Ever since Einstein’s theory of relativity first predicted them, black holes have captured the imagination of the public and scientists alike. We speak with two local astrophysicists about this scientific breakthrough.
Ultima Thule, the relatively tiny object in the outer solar system, is now the farthest cosmic body to be reached by humans. We hear from the lead scientist behind the farthest flyby ever.
From amazing new vistas of Mars to a little rover bouncing on a distant asteroid, an exploration of recent achievements in outer space with Adler Planetarium astronomer Lucianne Walkowicz.
A Chinese spacecraft enters the moon’s orbit and prepares to be the first to land on its far side. Rabiah Mayas joins us with stories making headlines in the world of science.
The president proposes a new branch of the military for space defense. Local experts weigh in on Space Force.
Next week, the retired University of Chicago astrophysicist, 91, will watch as a probe named in his honor is launched from the Kennedy Space Center and catapulted to the sun’s corona.
For the next several days, the celestial event calendar includes some stellar highlights for observers in Chicago and around the globe.
Scientists are preparing to launch a rocket in New Mexico that’s equipped with a new high-powered device that will capture unprecedented images of astronomical objects.
Later this month, the red planet will be just 35.8 million miles away – the brightest and closest it’s been to Earth since 2003.
A tantalizing discovery suggests that life could once have existed on Mars – and may still exist today.
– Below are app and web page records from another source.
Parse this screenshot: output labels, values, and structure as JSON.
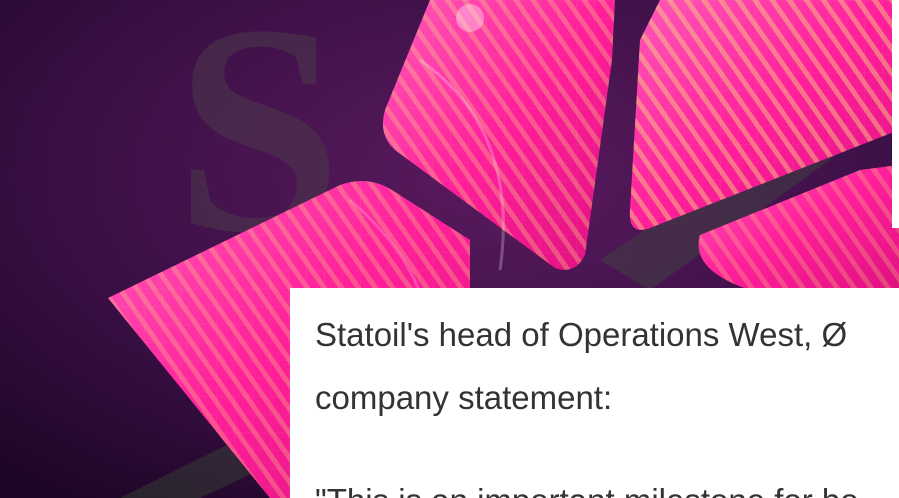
{
  "hero": {
    "colors": {
      "background": "#2e0a3b",
      "magenta": "#ff1f9a",
      "magenta_light": "#ff5ab8",
      "stripe": "#f4d27a",
      "ghost_letter": "#4b3a4a"
    },
    "ghost_letter": "S"
  },
  "article": {
    "paragraph_line_1": "Statoil's head of Operations West, Ø",
    "paragraph_line_2": "company statement:",
    "quote_start": "\"This is an important milestone for bo"
  }
}
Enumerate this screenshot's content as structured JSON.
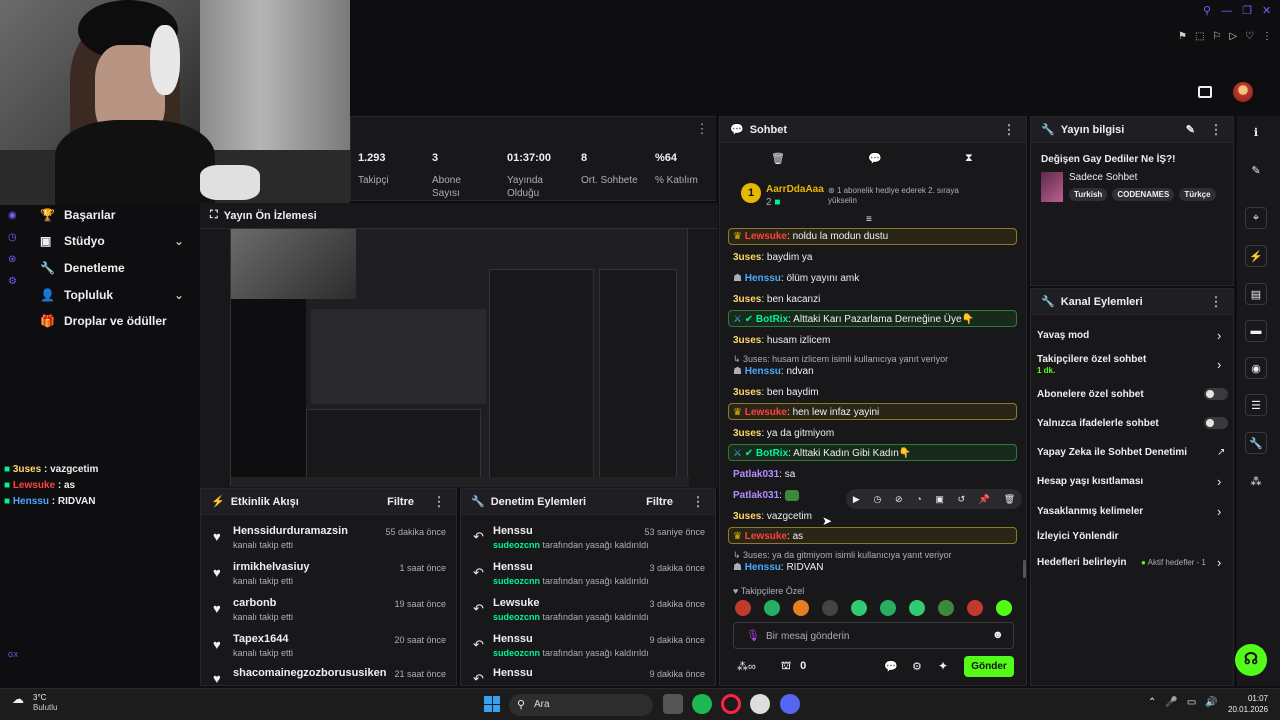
{
  "stats": [
    {
      "value": "1.293",
      "label": "Takipçi"
    },
    {
      "value": "3",
      "label": "Abone Sayısı"
    },
    {
      "value": "01:37:00",
      "label": "Yayında Olduğu"
    },
    {
      "value": "8",
      "label": "Ort. Sohbete"
    },
    {
      "value": "%64",
      "label": "% Katılım"
    }
  ],
  "nav": [
    {
      "label": "Başarılar",
      "icon": "trophy-icon"
    },
    {
      "label": "Stüdyo",
      "icon": "video-icon",
      "chevron": true
    },
    {
      "label": "Denetleme",
      "icon": "wrench-icon"
    },
    {
      "label": "Topluluk",
      "icon": "person-icon",
      "chevron": true
    },
    {
      "label": "Droplar ve ödüller",
      "icon": "gift-icon"
    }
  ],
  "overlay_chat": [
    {
      "user": "3uses",
      "text": "vazgcetim",
      "color": "#ffd86b"
    },
    {
      "user": "Lewsuke",
      "text": "as",
      "color": "#ff4040"
    },
    {
      "user": "Henssu",
      "text": "RIDVAN",
      "color": "#4aa8ff"
    }
  ],
  "preview": {
    "title": "Yayın Ön İzlemesi"
  },
  "activity": {
    "title": "Etkinlik Akışı",
    "filter": "Filtre",
    "items": [
      {
        "name": "Henssidurduramazsin",
        "sub": "kanalı takip etti",
        "time": "55 dakika önce"
      },
      {
        "name": "irmikhelvasiuy",
        "sub": "kanalı takip etti",
        "time": "1 saat önce"
      },
      {
        "name": "carbonb",
        "sub": "kanalı takip etti",
        "time": "19 saat önce"
      },
      {
        "name": "Tapex1644",
        "sub": "kanalı takip etti",
        "time": "20 saat önce"
      },
      {
        "name": "shacomainegzozborususiken",
        "sub": "",
        "time": "21 saat önce"
      }
    ]
  },
  "moderation": {
    "title": "Denetim Eylemleri",
    "filter": "Filtre",
    "items": [
      {
        "name": "Henssu",
        "mod": "sudeozcnn",
        "sub": " tarafından yasağı kaldırıldı",
        "time": "53 saniye önce"
      },
      {
        "name": "Henssu",
        "mod": "sudeozcnn",
        "sub": " tarafından yasağı kaldırıldı",
        "time": "3 dakika önce"
      },
      {
        "name": "Lewsuke",
        "mod": "sudeozcnn",
        "sub": " tarafından yasağı kaldırıldı",
        "time": "3 dakika önce"
      },
      {
        "name": "Henssu",
        "mod": "sudeozcnn",
        "sub": " tarafından yasağı kaldırıldı",
        "time": "9 dakika önce"
      },
      {
        "name": "Henssu",
        "mod": "",
        "sub": "",
        "time": "9 dakika önce"
      }
    ]
  },
  "chat": {
    "title": "Sohbet",
    "pinned_user": "AarrDdaAaa",
    "pinned_count": "2",
    "pinned_text": "1 abonelik hediye ederek 2. sıraya yükselin",
    "messages": [
      {
        "user": "Lewsuke",
        "text": "noldu la modun dustu",
        "style": "y",
        "color": "#ff4040"
      },
      {
        "user": "3uses",
        "text": "baydim ya",
        "style": "",
        "color": "#ffd86b"
      },
      {
        "user": "Henssu",
        "text": "ölüm yayını amk",
        "style": "",
        "color": "#4aa8ff"
      },
      {
        "user": "3uses",
        "text": "ben kacanzi",
        "style": "",
        "color": "#ffd86b"
      },
      {
        "user": "BotRix",
        "text": "Alttaki Karı Pazarlama Derneğine Üye👇",
        "style": "g",
        "color": "#00f593"
      },
      {
        "user": "3uses",
        "text": "husam izlicem",
        "style": "",
        "color": "#ffd86b"
      },
      {
        "reply": "3uses: husam izlicem isimli kullanıcıya yanıt veriyor",
        "user": "Henssu",
        "text": "ndvan",
        "style": "",
        "color": "#4aa8ff"
      },
      {
        "user": "3uses",
        "text": "ben baydim",
        "style": "",
        "color": "#ffd86b"
      },
      {
        "user": "Lewsuke",
        "text": "hen lew infaz yayini",
        "style": "y",
        "color": "#ff4040"
      },
      {
        "user": "3uses",
        "text": "ya da gitmiyom",
        "style": "",
        "color": "#ffd86b"
      },
      {
        "user": "BotRix",
        "text": "Alttaki Kadın Gibi Kadın👇",
        "style": "g",
        "color": "#00f593"
      },
      {
        "user": "Patlak031",
        "text": "sa",
        "style": "",
        "color": "#b68cff"
      },
      {
        "user": "Patlak031",
        "text": "",
        "style": "",
        "color": "#b68cff"
      },
      {
        "user": "3uses",
        "text": "vazgcetim",
        "style": "",
        "color": "#ffd86b"
      },
      {
        "user": "Lewsuke",
        "text": "as",
        "style": "y",
        "color": "#ff4040"
      },
      {
        "reply": "3uses: ya da gitmiyom isimli kullanıcıya yanıt veriyor",
        "user": "Henssu",
        "text": "RIDVAN",
        "style": "",
        "color": "#4aa8ff"
      }
    ],
    "emote_header": "Takipçilere Özel",
    "input_placeholder": "Bir mesaj gönderin",
    "points": "0",
    "send": "Gönder"
  },
  "stream_info": {
    "title": "Yayın bilgisi",
    "stream_title": "Değişen Gay Dediler Ne İŞ?!",
    "category": "Sadece Sohbet",
    "tags": [
      "Turkish",
      "CODENAMES",
      "Türkçe"
    ]
  },
  "channel_actions": {
    "title": "Kanal Eylemleri",
    "rows": [
      {
        "label": "Yavaş mod",
        "type": "chevron"
      },
      {
        "label": "Takipçilere özel sohbet",
        "type": "chevron",
        "sub": "1 dk."
      },
      {
        "label": "Abonelere özel sohbet",
        "type": "toggle"
      },
      {
        "label": "Yalnızca ifadelerle sohbet",
        "type": "toggle"
      },
      {
        "label": "Yapay Zeka ile Sohbet Denetimi",
        "type": "external"
      },
      {
        "label": "Hesap yaşı kısıtlaması",
        "type": "chevron"
      },
      {
        "label": "Yasaklanmış kelimeler",
        "type": "chevron"
      },
      {
        "label": "İzleyici Yönlendir",
        "type": "none"
      },
      {
        "label": "Hedefleri belirleyin",
        "type": "goal",
        "extra": "Aktif hedefler - 1"
      }
    ]
  },
  "taskbar": {
    "weather_temp": "3°C",
    "weather_desc": "Bulutlu",
    "search": "Ara",
    "time": "01:07",
    "date": "20.01.2026"
  },
  "misc": {
    "gx": "GX"
  }
}
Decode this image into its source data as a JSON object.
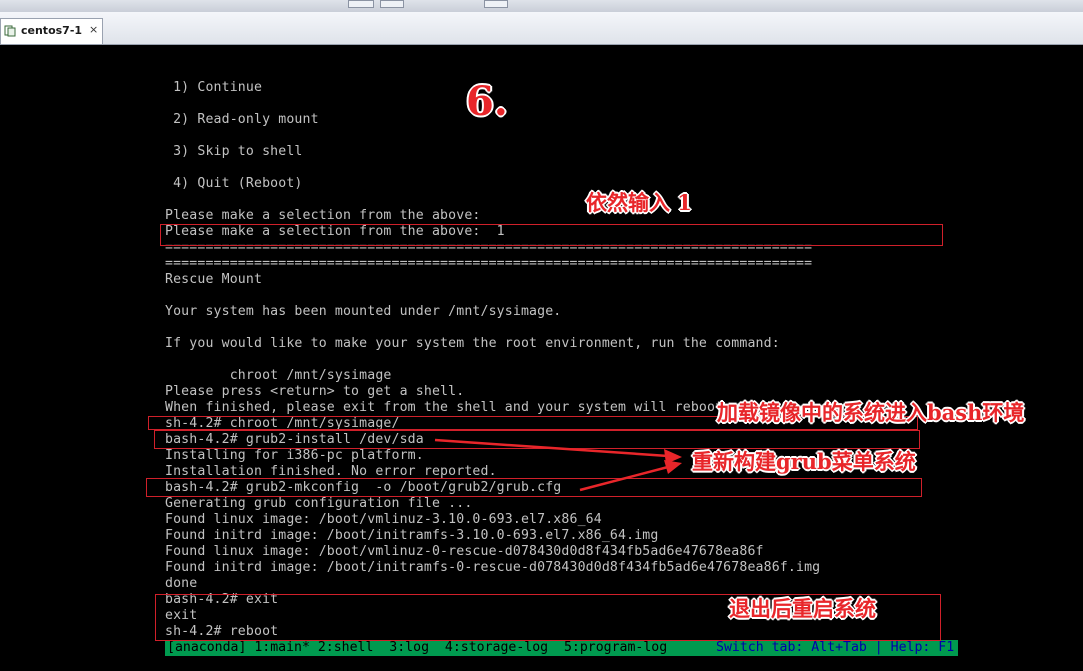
{
  "window": {
    "tab_label": "centos7-1",
    "tab_close": "×"
  },
  "console": {
    "lines": [
      " 1) Continue",
      " 2) Read-only mount",
      " 3) Skip to shell",
      " 4) Quit (Reboot)",
      "Please make a selection from the above:",
      "Please make a selection from the above:  1",
      "================================================================================",
      "================================================================================",
      "Rescue Mount",
      "Your system has been mounted under /mnt/sysimage.",
      "If you would like to make your system the root environment, run the command:",
      "        chroot /mnt/sysimage",
      "Please press <return> to get a shell.",
      "When finished, please exit from the shell and your system will reboot.",
      "sh-4.2# chroot /mnt/sysimage/",
      "bash-4.2# grub2-install /dev/sda",
      "Installing for i386-pc platform.",
      "Installation finished. No error reported.",
      "bash-4.2# grub2-mkconfig  -o /boot/grub2/grub.cfg",
      "Generating grub configuration file ...",
      "Found linux image: /boot/vmlinuz-3.10.0-693.el7.x86_64",
      "Found initrd image: /boot/initramfs-3.10.0-693.el7.x86_64.img",
      "Found linux image: /boot/vmlinuz-0-rescue-d078430d0d8f434fb5ad6e47678ea86f",
      "Found initrd image: /boot/initramfs-0-rescue-d078430d0d8f434fb5ad6e47678ea86f.img",
      "done",
      "bash-4.2# exit",
      "exit",
      "sh-4.2# reboot"
    ],
    "status_left": "[anaconda] 1:main* 2:shell  3:log  4:storage-log  5:program-log",
    "status_right": "Switch tab: Alt+Tab | Help: F1"
  },
  "annotations": {
    "step": "6.",
    "input_again": "依然输入 1",
    "load_system": "加载镜像中的系统进入bash环境",
    "rebuild_grub": "重新构建grub菜单系统",
    "exit_reboot": "退出后重启系统"
  },
  "colors": {
    "console_text": "#c2c2c2",
    "annotation_red": "#e8262a",
    "status_green": "#009a4f"
  }
}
We get the latest on the red planet with Adler Planetarium astronomer Mark Hammergren.